### Task directions
Retype every record that follows, character for character.

### Entries from a dataset of interfaces
::::
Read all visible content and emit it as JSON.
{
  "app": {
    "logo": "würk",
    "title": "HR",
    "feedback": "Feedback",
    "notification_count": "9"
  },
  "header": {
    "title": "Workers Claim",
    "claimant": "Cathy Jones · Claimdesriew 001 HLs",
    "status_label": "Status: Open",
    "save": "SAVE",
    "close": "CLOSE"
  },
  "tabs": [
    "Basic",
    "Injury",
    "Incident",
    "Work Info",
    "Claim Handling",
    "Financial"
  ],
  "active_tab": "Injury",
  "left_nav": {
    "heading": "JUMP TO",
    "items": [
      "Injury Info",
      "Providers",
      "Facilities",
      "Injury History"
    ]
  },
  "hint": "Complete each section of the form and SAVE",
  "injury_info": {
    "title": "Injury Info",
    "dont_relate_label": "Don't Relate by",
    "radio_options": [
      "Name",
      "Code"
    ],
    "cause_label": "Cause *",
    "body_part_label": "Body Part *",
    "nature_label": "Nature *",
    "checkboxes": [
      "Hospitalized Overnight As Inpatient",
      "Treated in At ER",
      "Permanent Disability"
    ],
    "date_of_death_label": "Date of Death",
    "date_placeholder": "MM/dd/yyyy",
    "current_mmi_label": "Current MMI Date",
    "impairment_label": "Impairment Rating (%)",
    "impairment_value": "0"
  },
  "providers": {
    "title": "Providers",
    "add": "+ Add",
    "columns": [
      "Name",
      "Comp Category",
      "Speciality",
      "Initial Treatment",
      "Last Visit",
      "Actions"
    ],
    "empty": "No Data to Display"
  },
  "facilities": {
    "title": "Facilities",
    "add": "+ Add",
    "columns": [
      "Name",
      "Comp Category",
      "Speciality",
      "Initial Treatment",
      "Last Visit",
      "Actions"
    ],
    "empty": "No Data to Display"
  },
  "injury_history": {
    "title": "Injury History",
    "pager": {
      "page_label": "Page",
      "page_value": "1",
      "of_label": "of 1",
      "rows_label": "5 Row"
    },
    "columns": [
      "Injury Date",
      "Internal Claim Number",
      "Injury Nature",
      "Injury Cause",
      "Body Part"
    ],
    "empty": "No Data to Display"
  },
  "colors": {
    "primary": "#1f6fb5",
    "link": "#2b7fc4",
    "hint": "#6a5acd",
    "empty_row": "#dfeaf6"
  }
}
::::
### Solution to this problem
Read all visible content and emit it as JSON.
{
  "app": {
    "logo": "würk",
    "title": "HR",
    "feedback": "Feedback",
    "notification_count": "9"
  },
  "header": {
    "title": "Workers Claim",
    "claimant": "Cathy Jones · Claimdesriew 001 HLs",
    "status_label": "Status: Open",
    "save": "SAVE",
    "close": "CLOSE"
  },
  "tabs": [
    "Basic",
    "Injury",
    "Incident",
    "Work Info",
    "Claim Handling",
    "Financial"
  ],
  "active_tab": "Injury",
  "left_nav": {
    "heading": "JUMP TO",
    "items": [
      "Injury Info",
      "Providers",
      "Facilities",
      "Injury History"
    ]
  },
  "hint": "Complete each section of the form and SAVE",
  "injury_info": {
    "title": "Injury Info",
    "dont_relate_label": "Don't Relate by",
    "radio_options": [
      "Name",
      "Code"
    ],
    "cause_label": "Cause *",
    "body_part_label": "Body Part *",
    "nature_label": "Nature *",
    "checkboxes": [
      "Hospitalized Overnight As Inpatient",
      "Treated in At ER",
      "Permanent Disability"
    ],
    "date_of_death_label": "Date of Death",
    "date_placeholder": "MM/dd/yyyy",
    "current_mmi_label": "Current MMI Date",
    "impairment_label": "Impairment Rating (%)",
    "impairment_value": "0"
  },
  "providers": {
    "title": "Providers",
    "add": "+ Add",
    "columns": [
      "Name",
      "Comp Category",
      "Speciality",
      "Initial Treatment",
      "Last Visit",
      "Actions"
    ],
    "empty": "No Data to Display"
  },
  "facilities": {
    "title": "Facilities",
    "add": "+ Add",
    "columns": [
      "Name",
      "Comp Category",
      "Speciality",
      "Initial Treatment",
      "Last Visit",
      "Actions"
    ],
    "empty": "No Data to Display"
  },
  "injury_history": {
    "title": "Injury History",
    "pager": {
      "page_label": "Page",
      "page_value": "1",
      "of_label": "of 1",
      "rows_label": "5 Row"
    },
    "columns": [
      "Injury Date",
      "Internal Claim Number",
      "Injury Nature",
      "Injury Cause",
      "Body Part"
    ],
    "empty": "No Data to Display"
  },
  "colors": {
    "primary": "#1f6fb5",
    "link": "#2b7fc4",
    "hint": "#6a5acd",
    "empty_row": "#dfeaf6"
  }
}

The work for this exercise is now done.